I studied at the Institute of International Relations and the organization was super easy for me. Usually, Erasmus people have these huge organizational problems with applying and going to courses. But for me it was super easy - the university did literally everything to make my life easy. They took care of everything - I could attend everything I wanted even though some classes weren’t the part of my major. Even when I came home they sent me all the documents I needed even though no one was in the office already. It was really surprising and very nice.
Q: What was your favorite ESN Kyiv event?
I think it was the language café. Ukrainian guys were explaining words in English and we had to speak Russian or Ukrainian and there were some rules I don’t remember... but I remember that it was fun! It was a fun night in general, very cozy, very comfortable. I’ve met a lot of people; it was really nice.

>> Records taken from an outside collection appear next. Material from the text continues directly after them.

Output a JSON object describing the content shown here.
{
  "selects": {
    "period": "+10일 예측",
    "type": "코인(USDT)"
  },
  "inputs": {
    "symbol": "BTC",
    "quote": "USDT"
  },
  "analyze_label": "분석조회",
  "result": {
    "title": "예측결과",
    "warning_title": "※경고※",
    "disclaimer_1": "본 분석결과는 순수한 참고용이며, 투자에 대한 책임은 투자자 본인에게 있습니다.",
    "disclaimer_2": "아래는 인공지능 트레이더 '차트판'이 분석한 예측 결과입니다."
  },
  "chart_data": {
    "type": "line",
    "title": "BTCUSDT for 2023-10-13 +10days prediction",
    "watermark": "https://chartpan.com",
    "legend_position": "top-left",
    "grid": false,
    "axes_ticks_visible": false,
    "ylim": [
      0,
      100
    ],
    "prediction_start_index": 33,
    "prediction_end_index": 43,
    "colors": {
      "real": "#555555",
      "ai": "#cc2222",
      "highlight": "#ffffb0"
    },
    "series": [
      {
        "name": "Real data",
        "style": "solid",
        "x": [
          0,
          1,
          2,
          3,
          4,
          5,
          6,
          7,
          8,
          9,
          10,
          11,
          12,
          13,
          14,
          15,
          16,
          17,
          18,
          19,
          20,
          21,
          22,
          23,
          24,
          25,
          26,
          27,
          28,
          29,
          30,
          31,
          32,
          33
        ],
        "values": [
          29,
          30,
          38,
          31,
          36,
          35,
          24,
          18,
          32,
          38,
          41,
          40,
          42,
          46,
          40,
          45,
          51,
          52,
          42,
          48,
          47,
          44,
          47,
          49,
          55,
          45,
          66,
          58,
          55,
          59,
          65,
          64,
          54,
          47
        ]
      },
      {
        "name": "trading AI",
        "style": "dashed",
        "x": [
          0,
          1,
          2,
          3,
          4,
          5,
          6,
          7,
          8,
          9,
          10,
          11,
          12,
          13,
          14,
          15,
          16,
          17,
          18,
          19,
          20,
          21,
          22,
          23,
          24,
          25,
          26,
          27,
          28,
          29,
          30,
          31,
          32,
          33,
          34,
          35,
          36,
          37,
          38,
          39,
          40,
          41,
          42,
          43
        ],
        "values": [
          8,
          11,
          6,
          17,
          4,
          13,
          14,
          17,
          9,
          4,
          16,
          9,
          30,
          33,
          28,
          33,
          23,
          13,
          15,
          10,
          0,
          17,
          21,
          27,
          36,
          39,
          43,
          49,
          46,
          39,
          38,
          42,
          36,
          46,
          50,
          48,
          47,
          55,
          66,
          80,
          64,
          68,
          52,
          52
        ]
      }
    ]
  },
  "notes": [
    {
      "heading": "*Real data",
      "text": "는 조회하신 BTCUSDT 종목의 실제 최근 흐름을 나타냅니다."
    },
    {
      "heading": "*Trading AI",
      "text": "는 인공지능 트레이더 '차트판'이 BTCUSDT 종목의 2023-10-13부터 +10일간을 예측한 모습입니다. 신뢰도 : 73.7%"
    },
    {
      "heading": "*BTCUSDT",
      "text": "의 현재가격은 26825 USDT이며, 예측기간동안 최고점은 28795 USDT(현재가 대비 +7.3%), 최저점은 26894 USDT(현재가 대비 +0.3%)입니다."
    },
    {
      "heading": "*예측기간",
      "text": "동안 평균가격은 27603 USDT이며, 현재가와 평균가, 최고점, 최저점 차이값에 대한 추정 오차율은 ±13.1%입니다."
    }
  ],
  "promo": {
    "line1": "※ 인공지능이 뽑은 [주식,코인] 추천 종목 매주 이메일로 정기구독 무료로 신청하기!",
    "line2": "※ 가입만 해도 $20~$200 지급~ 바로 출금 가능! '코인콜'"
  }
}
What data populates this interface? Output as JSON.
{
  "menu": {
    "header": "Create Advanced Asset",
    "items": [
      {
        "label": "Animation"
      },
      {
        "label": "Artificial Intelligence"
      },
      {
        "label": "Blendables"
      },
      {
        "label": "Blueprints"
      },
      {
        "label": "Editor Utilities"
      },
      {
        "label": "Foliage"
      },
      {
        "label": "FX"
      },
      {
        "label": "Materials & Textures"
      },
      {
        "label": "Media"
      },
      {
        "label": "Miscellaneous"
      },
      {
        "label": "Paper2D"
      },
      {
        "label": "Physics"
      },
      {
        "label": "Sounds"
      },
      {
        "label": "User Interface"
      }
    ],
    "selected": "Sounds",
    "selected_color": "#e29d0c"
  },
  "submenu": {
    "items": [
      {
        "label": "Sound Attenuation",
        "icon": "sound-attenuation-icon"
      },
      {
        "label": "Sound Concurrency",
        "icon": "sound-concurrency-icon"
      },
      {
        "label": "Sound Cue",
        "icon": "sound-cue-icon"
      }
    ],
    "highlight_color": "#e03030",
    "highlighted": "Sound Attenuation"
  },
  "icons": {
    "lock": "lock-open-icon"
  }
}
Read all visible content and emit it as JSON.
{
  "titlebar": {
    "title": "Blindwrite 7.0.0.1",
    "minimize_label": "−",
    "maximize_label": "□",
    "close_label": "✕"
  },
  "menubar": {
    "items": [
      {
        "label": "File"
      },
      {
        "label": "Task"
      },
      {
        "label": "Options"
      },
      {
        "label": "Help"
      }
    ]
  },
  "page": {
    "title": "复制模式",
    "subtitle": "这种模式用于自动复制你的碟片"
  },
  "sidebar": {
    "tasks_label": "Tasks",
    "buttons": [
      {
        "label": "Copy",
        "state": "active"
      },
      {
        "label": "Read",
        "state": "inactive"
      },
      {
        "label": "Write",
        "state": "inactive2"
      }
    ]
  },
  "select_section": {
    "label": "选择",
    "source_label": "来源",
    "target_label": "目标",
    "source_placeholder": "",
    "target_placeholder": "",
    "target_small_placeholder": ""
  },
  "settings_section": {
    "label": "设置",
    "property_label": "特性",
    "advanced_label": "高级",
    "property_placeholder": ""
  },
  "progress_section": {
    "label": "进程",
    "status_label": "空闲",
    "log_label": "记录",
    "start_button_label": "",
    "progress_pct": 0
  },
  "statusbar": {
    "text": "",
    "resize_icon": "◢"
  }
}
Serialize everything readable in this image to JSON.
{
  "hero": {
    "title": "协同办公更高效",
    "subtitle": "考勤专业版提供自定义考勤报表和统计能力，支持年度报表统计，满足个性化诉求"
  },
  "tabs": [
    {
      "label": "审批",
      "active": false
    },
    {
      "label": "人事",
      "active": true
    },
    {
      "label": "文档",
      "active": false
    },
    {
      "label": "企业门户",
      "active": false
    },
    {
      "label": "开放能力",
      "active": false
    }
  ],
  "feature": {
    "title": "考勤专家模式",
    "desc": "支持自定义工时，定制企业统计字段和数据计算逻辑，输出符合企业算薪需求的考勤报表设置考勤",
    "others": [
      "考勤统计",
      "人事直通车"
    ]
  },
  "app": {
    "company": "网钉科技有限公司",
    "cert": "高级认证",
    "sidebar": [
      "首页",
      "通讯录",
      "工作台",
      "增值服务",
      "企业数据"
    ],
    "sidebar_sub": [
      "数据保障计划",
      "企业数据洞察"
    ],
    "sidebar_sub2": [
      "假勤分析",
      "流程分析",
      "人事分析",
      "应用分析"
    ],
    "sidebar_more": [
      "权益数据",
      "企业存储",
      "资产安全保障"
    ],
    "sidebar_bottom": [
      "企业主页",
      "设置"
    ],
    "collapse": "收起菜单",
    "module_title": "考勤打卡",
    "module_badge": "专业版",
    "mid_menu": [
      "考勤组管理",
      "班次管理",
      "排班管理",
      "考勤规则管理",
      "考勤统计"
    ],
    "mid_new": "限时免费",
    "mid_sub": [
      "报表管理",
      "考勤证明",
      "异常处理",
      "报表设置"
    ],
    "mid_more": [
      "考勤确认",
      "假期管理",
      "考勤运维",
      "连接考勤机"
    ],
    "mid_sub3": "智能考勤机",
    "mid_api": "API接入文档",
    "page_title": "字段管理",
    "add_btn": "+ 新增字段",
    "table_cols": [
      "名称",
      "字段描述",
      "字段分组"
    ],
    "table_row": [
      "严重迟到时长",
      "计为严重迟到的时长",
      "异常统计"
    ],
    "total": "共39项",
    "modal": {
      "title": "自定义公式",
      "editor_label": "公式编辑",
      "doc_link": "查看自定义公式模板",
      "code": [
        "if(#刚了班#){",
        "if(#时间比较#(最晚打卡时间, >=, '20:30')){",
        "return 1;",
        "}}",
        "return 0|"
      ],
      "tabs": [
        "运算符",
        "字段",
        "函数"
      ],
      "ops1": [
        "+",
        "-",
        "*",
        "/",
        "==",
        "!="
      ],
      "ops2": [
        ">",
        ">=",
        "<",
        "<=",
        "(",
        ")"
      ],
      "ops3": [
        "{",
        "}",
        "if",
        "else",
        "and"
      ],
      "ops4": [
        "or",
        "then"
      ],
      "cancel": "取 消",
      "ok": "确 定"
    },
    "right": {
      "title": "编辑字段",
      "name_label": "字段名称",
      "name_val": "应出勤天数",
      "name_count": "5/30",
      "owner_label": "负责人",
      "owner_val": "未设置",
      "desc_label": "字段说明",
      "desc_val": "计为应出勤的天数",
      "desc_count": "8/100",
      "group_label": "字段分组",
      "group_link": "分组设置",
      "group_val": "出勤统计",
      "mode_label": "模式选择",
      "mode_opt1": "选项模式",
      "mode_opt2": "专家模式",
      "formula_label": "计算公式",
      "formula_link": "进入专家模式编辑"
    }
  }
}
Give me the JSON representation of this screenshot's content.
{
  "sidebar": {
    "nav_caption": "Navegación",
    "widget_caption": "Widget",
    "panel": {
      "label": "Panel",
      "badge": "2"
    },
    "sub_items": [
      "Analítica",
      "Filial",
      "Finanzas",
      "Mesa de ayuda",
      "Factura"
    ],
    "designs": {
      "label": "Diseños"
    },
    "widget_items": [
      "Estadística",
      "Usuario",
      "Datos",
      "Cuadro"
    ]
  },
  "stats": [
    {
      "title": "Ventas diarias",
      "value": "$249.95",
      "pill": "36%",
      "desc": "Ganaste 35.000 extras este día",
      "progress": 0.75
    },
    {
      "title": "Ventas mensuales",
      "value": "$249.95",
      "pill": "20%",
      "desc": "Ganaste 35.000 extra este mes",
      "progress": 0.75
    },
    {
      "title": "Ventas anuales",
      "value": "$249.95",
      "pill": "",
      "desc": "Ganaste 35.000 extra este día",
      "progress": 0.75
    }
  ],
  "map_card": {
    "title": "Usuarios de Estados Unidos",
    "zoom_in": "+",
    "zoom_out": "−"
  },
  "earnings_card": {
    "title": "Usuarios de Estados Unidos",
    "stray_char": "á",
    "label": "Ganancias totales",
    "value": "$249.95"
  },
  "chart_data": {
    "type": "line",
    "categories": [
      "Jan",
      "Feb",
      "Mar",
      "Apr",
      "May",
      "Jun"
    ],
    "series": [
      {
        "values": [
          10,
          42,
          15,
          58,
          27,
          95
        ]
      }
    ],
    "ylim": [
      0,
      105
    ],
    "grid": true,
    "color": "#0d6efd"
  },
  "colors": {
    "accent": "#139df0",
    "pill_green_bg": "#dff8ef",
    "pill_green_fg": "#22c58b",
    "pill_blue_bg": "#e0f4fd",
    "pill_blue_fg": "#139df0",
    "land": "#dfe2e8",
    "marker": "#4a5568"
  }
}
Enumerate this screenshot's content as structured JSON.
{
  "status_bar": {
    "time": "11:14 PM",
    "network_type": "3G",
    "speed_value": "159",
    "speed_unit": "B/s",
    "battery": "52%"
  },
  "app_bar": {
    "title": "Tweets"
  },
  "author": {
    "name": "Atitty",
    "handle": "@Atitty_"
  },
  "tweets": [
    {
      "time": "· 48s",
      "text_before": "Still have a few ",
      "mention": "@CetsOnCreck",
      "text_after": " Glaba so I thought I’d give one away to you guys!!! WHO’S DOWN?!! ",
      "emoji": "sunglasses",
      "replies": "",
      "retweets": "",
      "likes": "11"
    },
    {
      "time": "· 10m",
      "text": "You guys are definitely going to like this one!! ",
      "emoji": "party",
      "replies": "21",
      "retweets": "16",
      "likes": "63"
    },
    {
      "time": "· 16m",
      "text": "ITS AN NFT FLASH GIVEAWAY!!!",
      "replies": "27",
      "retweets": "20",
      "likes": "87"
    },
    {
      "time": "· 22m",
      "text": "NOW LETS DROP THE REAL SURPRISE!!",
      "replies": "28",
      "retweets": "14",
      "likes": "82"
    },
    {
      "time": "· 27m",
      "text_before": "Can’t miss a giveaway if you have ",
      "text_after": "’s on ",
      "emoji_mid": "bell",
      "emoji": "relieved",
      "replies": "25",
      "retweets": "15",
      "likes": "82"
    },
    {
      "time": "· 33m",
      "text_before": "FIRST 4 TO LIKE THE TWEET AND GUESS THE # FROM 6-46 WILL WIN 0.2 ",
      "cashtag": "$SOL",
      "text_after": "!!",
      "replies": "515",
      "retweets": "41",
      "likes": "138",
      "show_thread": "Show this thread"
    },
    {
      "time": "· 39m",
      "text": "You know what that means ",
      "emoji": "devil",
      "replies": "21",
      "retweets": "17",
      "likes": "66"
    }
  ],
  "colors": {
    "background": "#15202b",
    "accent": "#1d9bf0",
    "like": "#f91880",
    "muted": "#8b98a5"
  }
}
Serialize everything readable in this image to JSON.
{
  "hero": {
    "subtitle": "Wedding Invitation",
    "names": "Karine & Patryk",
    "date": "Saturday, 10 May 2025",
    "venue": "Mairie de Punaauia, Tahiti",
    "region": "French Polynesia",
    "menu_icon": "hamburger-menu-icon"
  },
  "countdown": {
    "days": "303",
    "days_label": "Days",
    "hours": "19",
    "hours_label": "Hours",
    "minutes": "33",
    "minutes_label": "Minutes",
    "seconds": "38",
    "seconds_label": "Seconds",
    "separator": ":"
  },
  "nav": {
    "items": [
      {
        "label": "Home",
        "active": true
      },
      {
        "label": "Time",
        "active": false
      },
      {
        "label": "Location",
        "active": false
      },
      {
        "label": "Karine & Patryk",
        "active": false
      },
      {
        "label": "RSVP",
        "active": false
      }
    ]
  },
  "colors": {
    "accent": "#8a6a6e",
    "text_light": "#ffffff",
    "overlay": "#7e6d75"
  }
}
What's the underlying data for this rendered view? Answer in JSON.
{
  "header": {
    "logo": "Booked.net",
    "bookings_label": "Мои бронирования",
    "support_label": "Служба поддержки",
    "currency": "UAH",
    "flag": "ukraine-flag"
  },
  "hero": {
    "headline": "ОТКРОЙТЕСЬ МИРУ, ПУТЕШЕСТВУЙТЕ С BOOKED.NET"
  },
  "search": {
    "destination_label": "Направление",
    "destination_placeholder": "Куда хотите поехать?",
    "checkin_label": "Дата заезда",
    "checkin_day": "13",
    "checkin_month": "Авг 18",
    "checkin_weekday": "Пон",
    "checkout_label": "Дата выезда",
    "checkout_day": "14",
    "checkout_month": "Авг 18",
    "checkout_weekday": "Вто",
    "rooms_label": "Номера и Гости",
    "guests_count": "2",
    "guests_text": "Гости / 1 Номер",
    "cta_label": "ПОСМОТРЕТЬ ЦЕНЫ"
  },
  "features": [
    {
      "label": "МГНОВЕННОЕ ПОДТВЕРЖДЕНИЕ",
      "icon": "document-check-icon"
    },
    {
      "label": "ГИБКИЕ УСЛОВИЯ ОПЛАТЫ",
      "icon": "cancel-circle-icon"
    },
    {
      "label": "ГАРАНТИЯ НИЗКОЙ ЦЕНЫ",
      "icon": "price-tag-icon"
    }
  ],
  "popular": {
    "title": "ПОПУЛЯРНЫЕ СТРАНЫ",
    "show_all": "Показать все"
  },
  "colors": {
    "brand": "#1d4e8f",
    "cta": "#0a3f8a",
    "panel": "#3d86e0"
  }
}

Q: What cities did you visit in Ukraine?
I went to Chernihiv with ESN, then Dnipro, Odesa, Kamianets-Podilskyi, Khotyn, Lviv, Zhytomyr and Chernobyl. It’s very unfair to the other cities but if I were to make the top 3, it would be Odesa, Odesa, Odesa. It was my first time seeing the Black Sea and the city has its very interesting charm. It feels a little bit like Italy, like the Mediterranean. It smells like the ocean and there is an archeological museum underneath the water. This is such an amazing idea! And the architecture there is so nice. I actually liked architecture everywhere, and in Kyiv as well. It’s so mixed. In Vienna everything is so structured, everything fits together. In Kyiv and Odesa, it’s like you see the concrete building next to a very imperialistic one with all the decor and big windows and it is a usual thing. I find this really great, I love it.
Q: What coming back from Erasmus feels like?
I really missed my people. And administration got worse again now that I didn’t get any special treatment as an Erasmus. However, I still knew that I was coming back to Ukraine for my archeological excavation. So when I got back home for good, it was a real cut. It was like "Breathe. Breathe. I’ve got back home and I’m not enjoying it".
Q: What is your advice for people coming to Kyiv?
Enjoy it! It’s a wonderful place. In general, every time you go abroad you discover people but you can also discover yourself. How do you react to new surroundings? How do you work with frustration? I mean, things are frustrating: sometimes you feel alone, sometimes you feel sad, not everything is sunshine and unicorns. But life is a playground, it’s playing with a safety net. You can find out how you will behave in this new world. It is really interesting - how will you deal with the challenges you face with? Discover yourself. Enjoy.
Interviewer: Anastasiia Mykytenko
Photos: Sabrina Schauer's personal archive